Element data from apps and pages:

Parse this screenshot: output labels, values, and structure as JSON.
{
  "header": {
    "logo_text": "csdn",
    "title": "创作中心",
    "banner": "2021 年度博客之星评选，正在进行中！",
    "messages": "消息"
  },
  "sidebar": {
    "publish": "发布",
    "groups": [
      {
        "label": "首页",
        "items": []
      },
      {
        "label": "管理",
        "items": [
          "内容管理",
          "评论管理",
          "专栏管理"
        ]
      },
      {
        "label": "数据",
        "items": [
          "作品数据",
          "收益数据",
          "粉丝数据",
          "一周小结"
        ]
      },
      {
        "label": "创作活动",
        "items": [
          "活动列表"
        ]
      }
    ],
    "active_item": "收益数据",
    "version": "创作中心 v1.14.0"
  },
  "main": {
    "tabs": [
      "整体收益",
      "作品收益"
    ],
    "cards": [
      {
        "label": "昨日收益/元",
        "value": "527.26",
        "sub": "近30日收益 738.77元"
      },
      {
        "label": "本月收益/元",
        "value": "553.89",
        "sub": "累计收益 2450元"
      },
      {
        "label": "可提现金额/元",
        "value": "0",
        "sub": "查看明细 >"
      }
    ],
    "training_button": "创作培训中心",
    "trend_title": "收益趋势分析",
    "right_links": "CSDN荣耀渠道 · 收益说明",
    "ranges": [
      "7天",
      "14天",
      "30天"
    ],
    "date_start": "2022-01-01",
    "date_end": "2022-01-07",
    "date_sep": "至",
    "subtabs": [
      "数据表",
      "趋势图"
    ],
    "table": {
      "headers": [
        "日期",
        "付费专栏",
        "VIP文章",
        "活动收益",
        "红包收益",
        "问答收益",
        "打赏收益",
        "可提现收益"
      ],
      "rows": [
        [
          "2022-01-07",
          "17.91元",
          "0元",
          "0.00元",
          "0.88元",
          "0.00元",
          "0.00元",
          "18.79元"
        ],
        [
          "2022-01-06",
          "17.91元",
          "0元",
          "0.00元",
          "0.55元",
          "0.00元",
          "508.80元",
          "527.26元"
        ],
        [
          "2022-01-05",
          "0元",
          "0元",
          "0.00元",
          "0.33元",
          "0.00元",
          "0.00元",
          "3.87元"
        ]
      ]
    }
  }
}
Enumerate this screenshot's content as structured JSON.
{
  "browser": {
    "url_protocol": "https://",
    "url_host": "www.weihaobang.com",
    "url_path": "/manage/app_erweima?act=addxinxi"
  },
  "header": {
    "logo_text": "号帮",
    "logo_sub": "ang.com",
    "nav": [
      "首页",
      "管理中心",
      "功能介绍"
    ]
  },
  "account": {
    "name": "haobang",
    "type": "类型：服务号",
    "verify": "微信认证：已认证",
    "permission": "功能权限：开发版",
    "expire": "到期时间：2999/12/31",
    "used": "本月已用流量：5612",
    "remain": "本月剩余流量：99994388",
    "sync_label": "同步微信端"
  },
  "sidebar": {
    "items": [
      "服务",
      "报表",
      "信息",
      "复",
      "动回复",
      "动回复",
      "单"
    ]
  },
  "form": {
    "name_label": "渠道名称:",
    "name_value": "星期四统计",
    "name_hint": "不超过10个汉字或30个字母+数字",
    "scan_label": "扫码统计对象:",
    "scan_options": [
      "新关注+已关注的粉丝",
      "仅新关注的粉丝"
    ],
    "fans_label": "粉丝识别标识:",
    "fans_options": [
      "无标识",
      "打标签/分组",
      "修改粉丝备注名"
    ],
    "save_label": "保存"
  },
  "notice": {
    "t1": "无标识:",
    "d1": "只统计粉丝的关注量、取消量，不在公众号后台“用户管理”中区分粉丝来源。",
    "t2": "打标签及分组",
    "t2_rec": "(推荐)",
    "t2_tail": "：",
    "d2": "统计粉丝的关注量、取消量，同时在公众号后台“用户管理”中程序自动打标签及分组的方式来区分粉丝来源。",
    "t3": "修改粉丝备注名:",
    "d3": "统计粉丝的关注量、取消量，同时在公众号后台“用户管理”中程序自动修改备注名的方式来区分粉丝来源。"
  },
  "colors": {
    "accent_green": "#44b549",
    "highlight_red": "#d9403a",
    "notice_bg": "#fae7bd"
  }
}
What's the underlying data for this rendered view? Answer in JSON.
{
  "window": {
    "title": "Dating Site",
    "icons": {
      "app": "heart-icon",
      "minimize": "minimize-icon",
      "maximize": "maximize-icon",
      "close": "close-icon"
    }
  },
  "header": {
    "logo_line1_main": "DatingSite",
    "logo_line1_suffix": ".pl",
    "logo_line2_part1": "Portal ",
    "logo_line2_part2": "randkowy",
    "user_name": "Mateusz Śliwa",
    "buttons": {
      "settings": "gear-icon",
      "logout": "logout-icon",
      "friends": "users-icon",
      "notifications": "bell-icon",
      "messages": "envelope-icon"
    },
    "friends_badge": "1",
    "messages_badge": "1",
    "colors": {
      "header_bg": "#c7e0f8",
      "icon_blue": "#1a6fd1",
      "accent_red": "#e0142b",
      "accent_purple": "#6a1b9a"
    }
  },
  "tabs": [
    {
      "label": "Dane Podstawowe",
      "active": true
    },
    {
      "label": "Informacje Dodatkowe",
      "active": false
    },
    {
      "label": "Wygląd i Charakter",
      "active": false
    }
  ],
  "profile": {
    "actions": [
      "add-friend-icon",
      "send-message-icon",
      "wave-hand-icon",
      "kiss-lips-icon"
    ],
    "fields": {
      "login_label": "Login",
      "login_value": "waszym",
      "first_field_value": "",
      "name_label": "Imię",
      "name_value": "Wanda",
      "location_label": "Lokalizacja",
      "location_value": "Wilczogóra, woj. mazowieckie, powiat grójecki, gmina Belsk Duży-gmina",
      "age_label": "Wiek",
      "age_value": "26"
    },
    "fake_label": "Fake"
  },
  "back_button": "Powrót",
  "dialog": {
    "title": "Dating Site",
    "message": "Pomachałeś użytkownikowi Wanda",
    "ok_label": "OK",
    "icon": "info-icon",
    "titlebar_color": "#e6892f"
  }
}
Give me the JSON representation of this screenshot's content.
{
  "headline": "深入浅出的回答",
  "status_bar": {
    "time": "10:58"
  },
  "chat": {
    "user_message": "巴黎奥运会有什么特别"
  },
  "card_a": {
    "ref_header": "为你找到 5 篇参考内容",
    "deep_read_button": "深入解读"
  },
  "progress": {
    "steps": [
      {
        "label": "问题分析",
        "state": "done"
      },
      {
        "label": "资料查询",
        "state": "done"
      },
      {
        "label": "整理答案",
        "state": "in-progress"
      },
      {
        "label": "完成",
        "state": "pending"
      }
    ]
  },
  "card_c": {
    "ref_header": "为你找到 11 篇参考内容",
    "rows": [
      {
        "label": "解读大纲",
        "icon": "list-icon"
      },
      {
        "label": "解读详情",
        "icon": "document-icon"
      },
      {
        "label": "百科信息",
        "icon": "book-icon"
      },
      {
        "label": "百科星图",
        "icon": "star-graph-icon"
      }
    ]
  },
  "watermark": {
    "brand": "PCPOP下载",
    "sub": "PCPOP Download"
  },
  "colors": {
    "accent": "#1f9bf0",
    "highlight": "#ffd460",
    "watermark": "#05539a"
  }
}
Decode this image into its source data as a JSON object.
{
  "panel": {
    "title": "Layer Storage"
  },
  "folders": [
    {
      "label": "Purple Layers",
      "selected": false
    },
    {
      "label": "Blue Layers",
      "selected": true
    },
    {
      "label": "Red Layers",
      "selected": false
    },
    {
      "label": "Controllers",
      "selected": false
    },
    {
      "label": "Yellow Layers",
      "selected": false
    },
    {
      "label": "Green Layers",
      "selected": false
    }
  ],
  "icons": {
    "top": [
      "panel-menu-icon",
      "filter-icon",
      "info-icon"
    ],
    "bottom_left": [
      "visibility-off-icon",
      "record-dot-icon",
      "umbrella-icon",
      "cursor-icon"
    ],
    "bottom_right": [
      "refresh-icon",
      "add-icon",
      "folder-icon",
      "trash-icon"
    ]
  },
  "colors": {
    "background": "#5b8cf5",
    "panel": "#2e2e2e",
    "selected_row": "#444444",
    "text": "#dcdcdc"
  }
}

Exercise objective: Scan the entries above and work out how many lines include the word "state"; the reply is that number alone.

Exercise result: 4